Why am I writing a blog called The Failed Actor’s Blog? It’s simple. Last year I came to face certain truths that have been lurking in the background of my life for many, many years. It’s a simple truth. And the truth goes something like this: No matter what I did, no matter how experienced I was, no matter how hard I worked to be the best actor that I could be (with all it’s implied limitations) no matter what I have sacrificed (and the sacrifices have been legion) my career was failing.
I have to take some blame for that and I am sure that we will discuss this in future blogs. There are many ways that I have failed myself. I could have been more confident in selling myself, I could have worked harder at developing accent work that would have made my CV more attractive. All these and more we will explore.
But what is often not explored is how so many actors are failed, not by themselves only, but by an industry that is determined to keep actors silent, acquiescent. An industry, whose brutal, competitive nature creates an environment that leads to mental health issues and burgeoning egos. Where careers are launched and lauded and yet the 1% that work constantly do not represent the world we live in nor is it guaranteed that they have any talent, whatsoever.
Again and again I ask myself why? Why is the industry this way? And can it be any better? I don’t know. But I am going to use this blog to explore all of this. I am not perfect. Due to reviews I’ve received and how I have developed my craft I know I am a good actor but I was striving more to be a ‘working’ actor. I never ever cared about fame and fortune (not that that wouldn’t have been nice) but I did want to always be able to pay my rent through my acting career. That hardly ever happened. There have been bursts of that but mostly I have had to do other jobs to just survive. And there is nothing wrong with that.
Until you enter your forties and you realise that this is going to be your life. That you are not going to achieve being a ‘working’ actor and that there are so many obstacles against you that you start to recognise the new truth – it isn’t going to happen for you.
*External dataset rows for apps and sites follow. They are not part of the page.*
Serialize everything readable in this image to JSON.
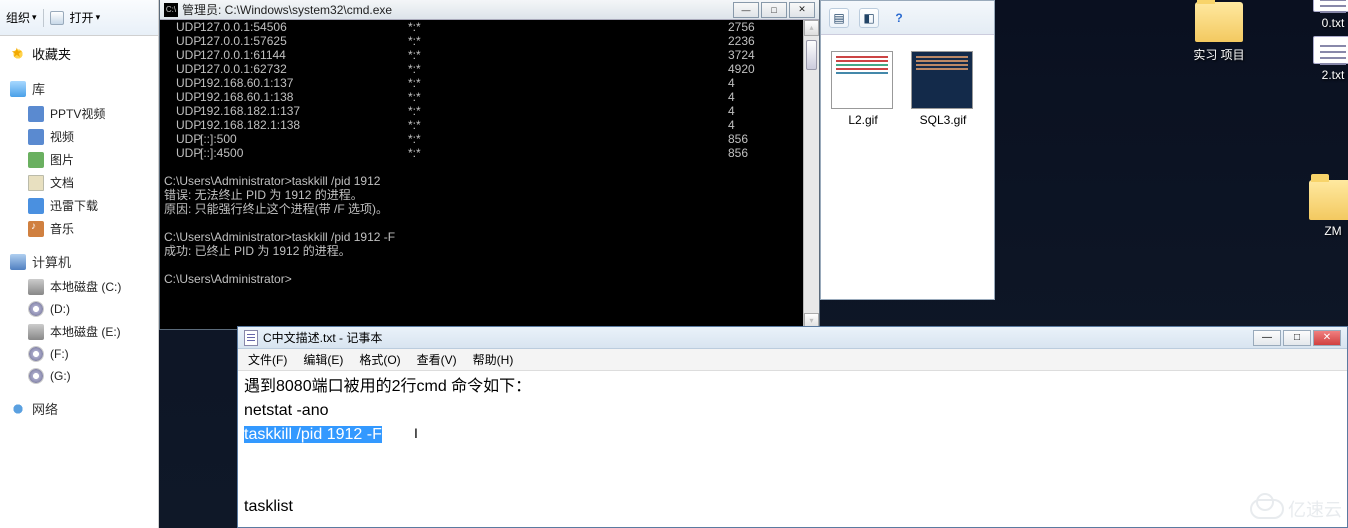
{
  "explorer_left": {
    "toolbar": {
      "organize": "组织",
      "open": "打开"
    },
    "favorites": {
      "label": "收藏夹"
    },
    "library": {
      "label": "库",
      "items": [
        "PPTV视频",
        "视频",
        "图片",
        "文档",
        "迅雷下载",
        "音乐"
      ]
    },
    "computer": {
      "label": "计算机",
      "items": [
        "本地磁盘 (C:)",
        "(D:)",
        "本地磁盘 (E:)",
        "(F:)",
        "(G:)"
      ]
    },
    "network": {
      "label": "网络"
    }
  },
  "cmd": {
    "title": "管理员: C:\\Windows\\system32\\cmd.exe",
    "netstat": [
      {
        "proto": "UDP",
        "local": "127.0.0.1:54506",
        "foreign": "*:*",
        "pid": "2756"
      },
      {
        "proto": "UDP",
        "local": "127.0.0.1:57625",
        "foreign": "*:*",
        "pid": "2236"
      },
      {
        "proto": "UDP",
        "local": "127.0.0.1:61144",
        "foreign": "*:*",
        "pid": "3724"
      },
      {
        "proto": "UDP",
        "local": "127.0.0.1:62732",
        "foreign": "*:*",
        "pid": "4920"
      },
      {
        "proto": "UDP",
        "local": "192.168.60.1:137",
        "foreign": "*:*",
        "pid": "4"
      },
      {
        "proto": "UDP",
        "local": "192.168.60.1:138",
        "foreign": "*:*",
        "pid": "4"
      },
      {
        "proto": "UDP",
        "local": "192.168.182.1:137",
        "foreign": "*:*",
        "pid": "4"
      },
      {
        "proto": "UDP",
        "local": "192.168.182.1:138",
        "foreign": "*:*",
        "pid": "4"
      },
      {
        "proto": "UDP",
        "local": "[::]:500",
        "foreign": "*:*",
        "pid": "856"
      },
      {
        "proto": "UDP",
        "local": "[::]:4500",
        "foreign": "*:*",
        "pid": "856"
      }
    ],
    "lines": [
      "",
      "C:\\Users\\Administrator>taskkill /pid 1912",
      "错误: 无法终止 PID 为 1912 的进程。",
      "原因: 只能强行终止这个进程(带 /F 选项)。",
      "",
      "C:\\Users\\Administrator>taskkill /pid 1912 -F",
      "成功: 已终止 PID 为 1912 的进程。",
      "",
      "C:\\Users\\Administrator>"
    ]
  },
  "explorer_right": {
    "files": [
      "L2.gif",
      "SQL3.gif"
    ]
  },
  "desktop": {
    "folder1": "实习 项目",
    "txt0": "0.txt",
    "txt2": "2.txt",
    "zm": "ZM"
  },
  "notepad": {
    "title": "C中文描述.txt - 记事本",
    "menu": [
      "文件(F)",
      "编辑(E)",
      "格式(O)",
      "查看(V)",
      "帮助(H)"
    ],
    "line1": "遇到8080端口被用的2行cmd 命令如下：",
    "line2": " netstat -ano",
    "line3_sel": "taskkill /pid  1912 -F",
    "line5": "tasklist"
  },
  "watermark": "亿速云"
}
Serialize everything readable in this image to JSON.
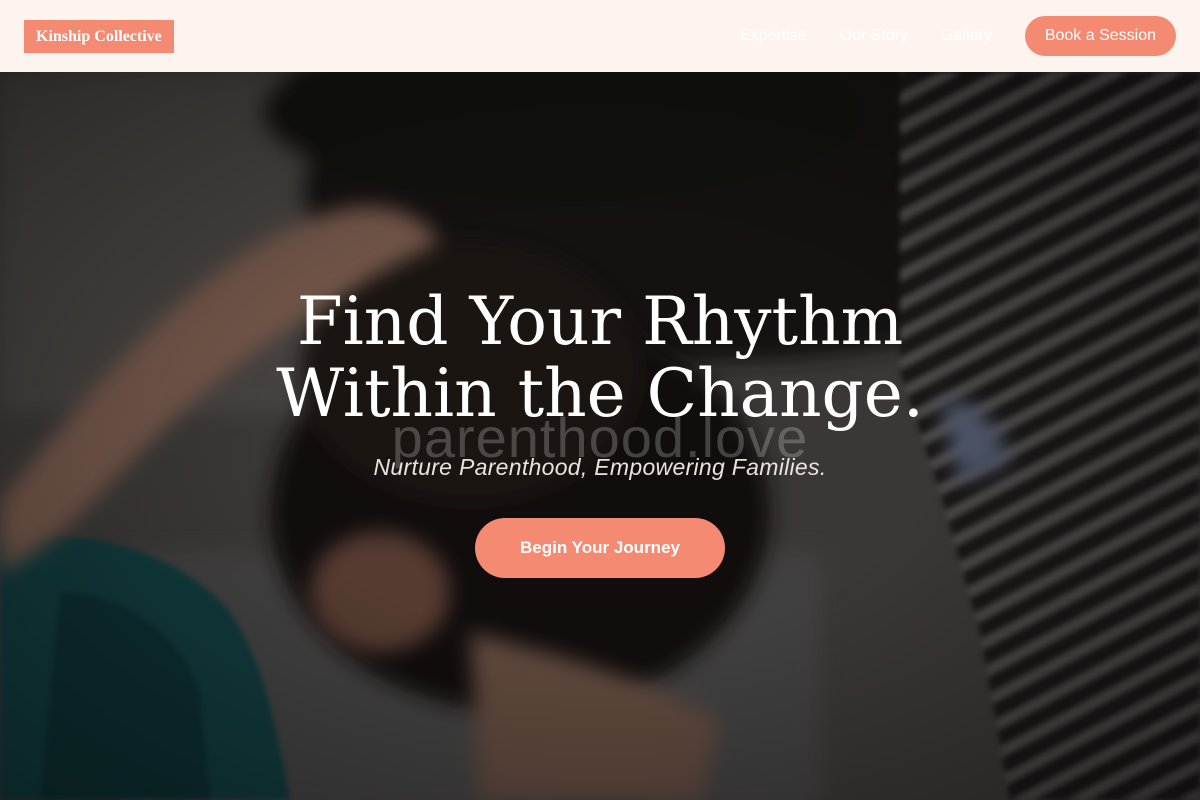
{
  "header": {
    "logo": "Kinship Collective",
    "nav": [
      "Expertise",
      "Our Story",
      "Gallery"
    ],
    "book_label": "Book a Session"
  },
  "hero": {
    "headline_line1": "Find Your Rhythm",
    "headline_line2": "Within the Change.",
    "watermark": "parenthood.love",
    "subline": "Nurture Parenthood, Empowering Families.",
    "cta_label": "Begin Your Journey"
  },
  "colors": {
    "accent": "#f48a72",
    "header_bg": "#fdf4ef",
    "text_light": "#ffffff"
  }
}
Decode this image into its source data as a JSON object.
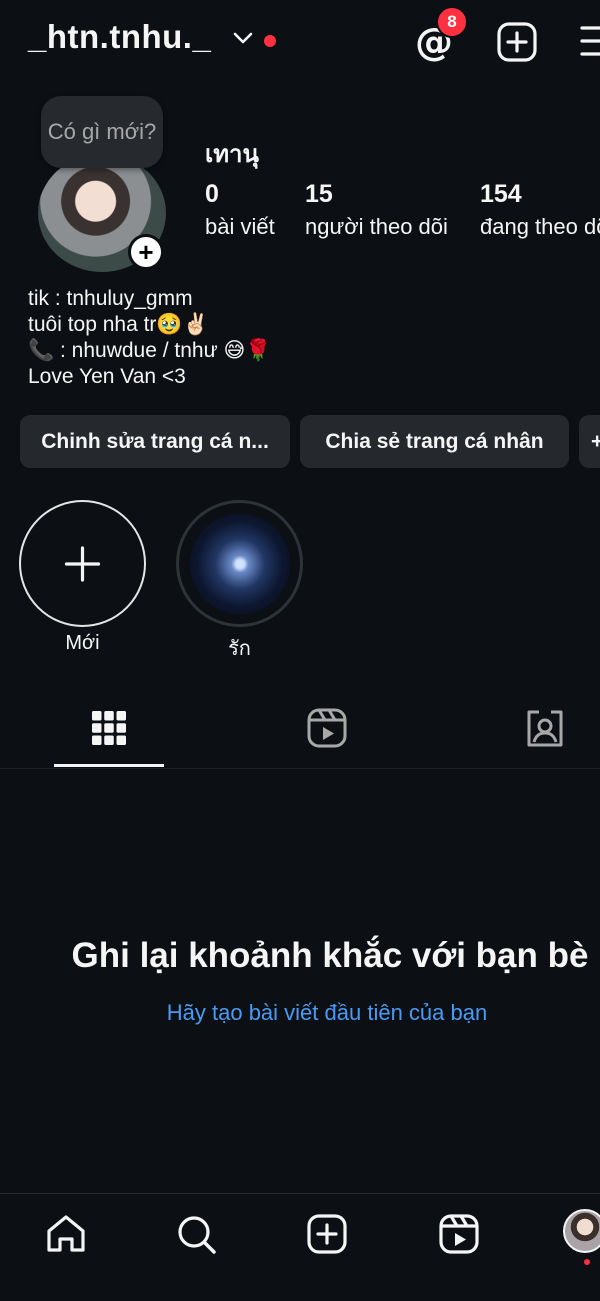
{
  "header": {
    "username": "_htn.tnhu._",
    "threads_badge": "8"
  },
  "profile": {
    "note": "Có gì mới?",
    "full_name": "เทานุ",
    "stats": [
      {
        "count": "0",
        "label": "bài viết"
      },
      {
        "count": "15",
        "label": "người theo dõi"
      },
      {
        "count": "154",
        "label": "đang theo dõi"
      }
    ],
    "bio": [
      "tik : tnhuluy_gmm",
      "tuôi top nha tr🥹✌🏻",
      "📞 : nhuwdue / tnhư 😅🌹",
      "Love Yen Van <3"
    ]
  },
  "actions": {
    "edit_label": "Chinh sửa trang cá n...",
    "share_label": "Chia sẻ trang cá nhân",
    "more_label": "+"
  },
  "highlights": [
    {
      "label": "Mới"
    },
    {
      "label": "รัก"
    }
  ],
  "empty_state": {
    "title": "Ghi lại khoảnh khắc với bạn bè",
    "link": "Hãy tạo bài viết đầu tiên của bạn"
  },
  "colors": {
    "background": "#0c1014",
    "accent_link": "#4a9af5",
    "notification": "#ff3040"
  },
  "icons": {
    "header": [
      "chevron-down-icon",
      "threads-icon",
      "plus-square-icon",
      "menu-icon"
    ],
    "tabs": [
      "grid-icon",
      "reels-icon",
      "tagged-icon"
    ],
    "nav": [
      "home-icon",
      "search-icon",
      "create-icon",
      "reels-icon",
      "profile-avatar"
    ]
  }
}
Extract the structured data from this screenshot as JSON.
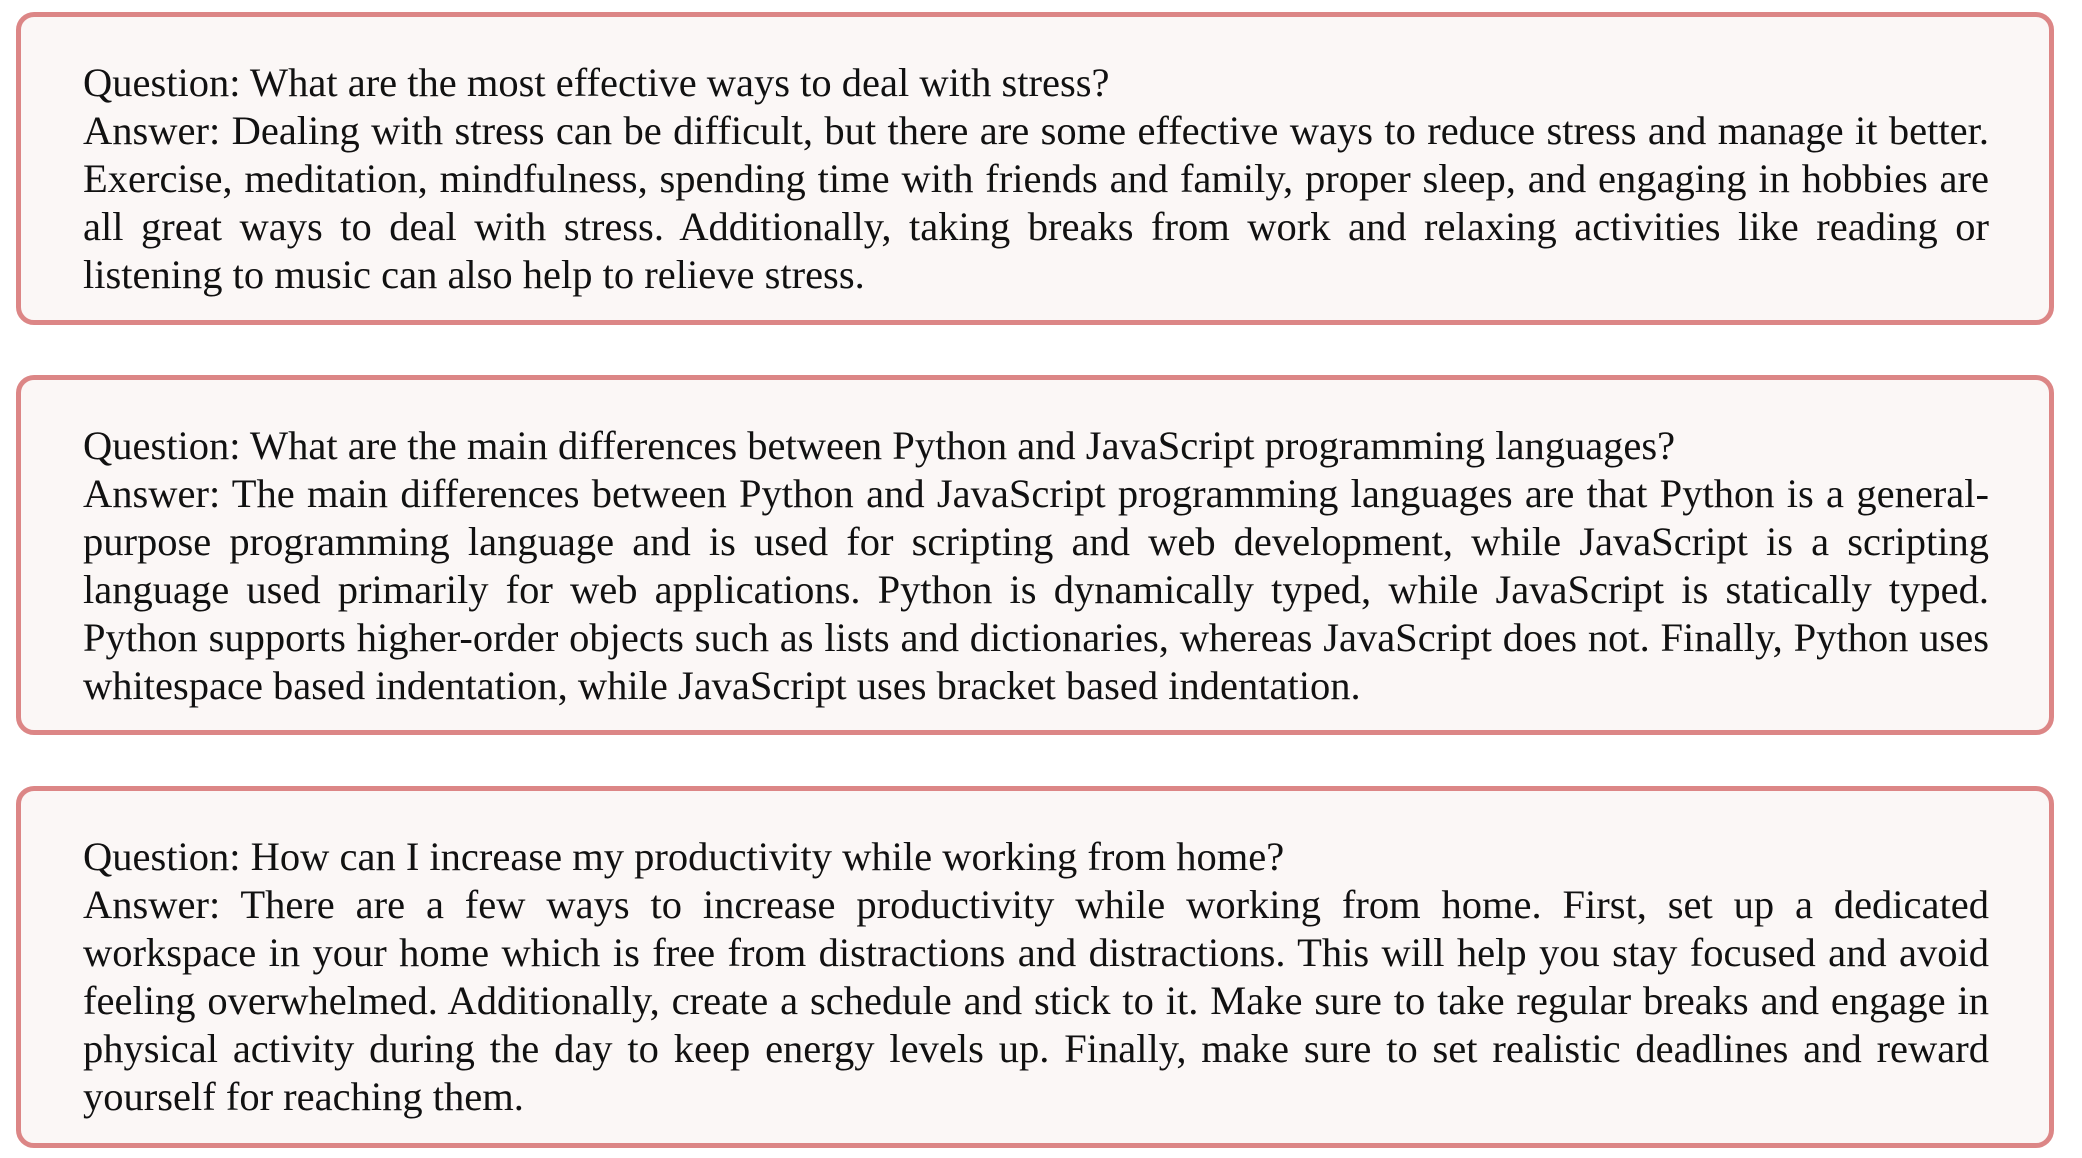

And that brings much sadness, some regret and an awful feeling of waste.
I want to explore those obstacles and ask why they are there and what, if anything, can be done about them.